PROVIDED MATERIAL:

-=-=-

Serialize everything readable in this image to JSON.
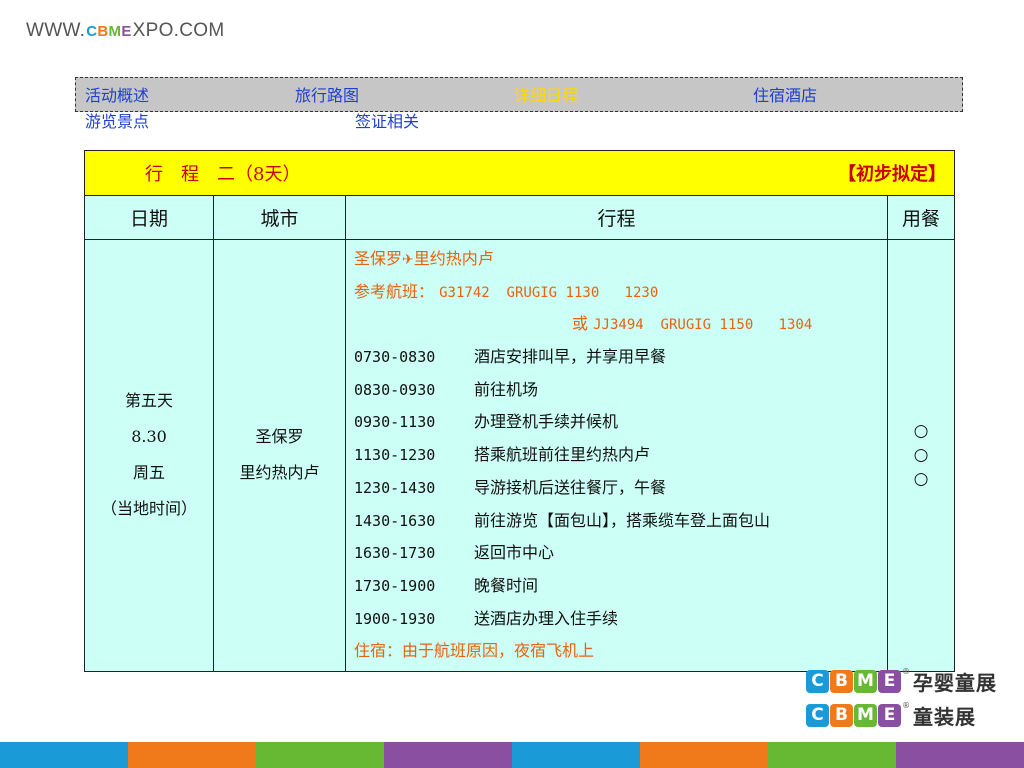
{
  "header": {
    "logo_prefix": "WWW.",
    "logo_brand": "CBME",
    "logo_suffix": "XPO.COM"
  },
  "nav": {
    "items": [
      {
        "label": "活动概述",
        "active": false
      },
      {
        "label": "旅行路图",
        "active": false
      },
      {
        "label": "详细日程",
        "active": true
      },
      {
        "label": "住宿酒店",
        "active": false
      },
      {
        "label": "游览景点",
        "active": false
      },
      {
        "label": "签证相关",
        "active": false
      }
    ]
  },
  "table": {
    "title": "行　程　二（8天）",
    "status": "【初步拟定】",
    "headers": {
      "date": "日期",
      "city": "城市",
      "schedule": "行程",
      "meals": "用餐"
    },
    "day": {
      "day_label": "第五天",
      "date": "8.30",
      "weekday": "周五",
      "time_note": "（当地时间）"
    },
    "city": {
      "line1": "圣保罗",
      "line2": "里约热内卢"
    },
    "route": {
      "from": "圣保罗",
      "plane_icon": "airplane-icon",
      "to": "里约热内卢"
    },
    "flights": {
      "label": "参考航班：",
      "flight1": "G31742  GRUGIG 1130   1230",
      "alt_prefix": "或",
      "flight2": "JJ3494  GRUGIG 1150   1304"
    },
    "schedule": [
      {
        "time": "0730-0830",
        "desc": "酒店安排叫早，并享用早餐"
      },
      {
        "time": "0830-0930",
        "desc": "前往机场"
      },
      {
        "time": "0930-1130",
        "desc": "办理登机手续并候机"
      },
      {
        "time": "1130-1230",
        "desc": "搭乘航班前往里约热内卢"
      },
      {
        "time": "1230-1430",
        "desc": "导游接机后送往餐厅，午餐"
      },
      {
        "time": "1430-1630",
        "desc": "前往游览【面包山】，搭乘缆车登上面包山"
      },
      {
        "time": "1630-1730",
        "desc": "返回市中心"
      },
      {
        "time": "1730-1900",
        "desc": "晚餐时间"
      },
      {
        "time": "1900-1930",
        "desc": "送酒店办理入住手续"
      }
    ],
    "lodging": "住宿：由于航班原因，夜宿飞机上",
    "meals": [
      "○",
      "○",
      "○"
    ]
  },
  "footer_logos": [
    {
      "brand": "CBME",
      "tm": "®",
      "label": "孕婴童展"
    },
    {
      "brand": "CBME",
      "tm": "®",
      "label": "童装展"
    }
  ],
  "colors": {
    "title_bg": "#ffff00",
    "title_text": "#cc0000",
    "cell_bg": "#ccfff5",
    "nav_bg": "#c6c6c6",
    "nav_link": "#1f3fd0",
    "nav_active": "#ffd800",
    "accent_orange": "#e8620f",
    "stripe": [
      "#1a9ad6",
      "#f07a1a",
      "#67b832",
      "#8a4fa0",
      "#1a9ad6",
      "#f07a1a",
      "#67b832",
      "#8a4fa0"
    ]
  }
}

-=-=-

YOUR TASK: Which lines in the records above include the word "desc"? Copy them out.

PROBLEM SOLUTION:
        "desc": "酒店安排叫早，并享用早餐"
        "desc": "前往机场"
        "desc": "办理登机手续并候机"
        "desc": "搭乘航班前往里约热内卢"
        "desc": "导游接机后送往餐厅，午餐"
        "desc": "前往游览【面包山】，搭乘缆车登上面包山"
        "desc": "返回市中心"
        "desc": "晚餐时间"
        "desc": "送酒店办理入住手续"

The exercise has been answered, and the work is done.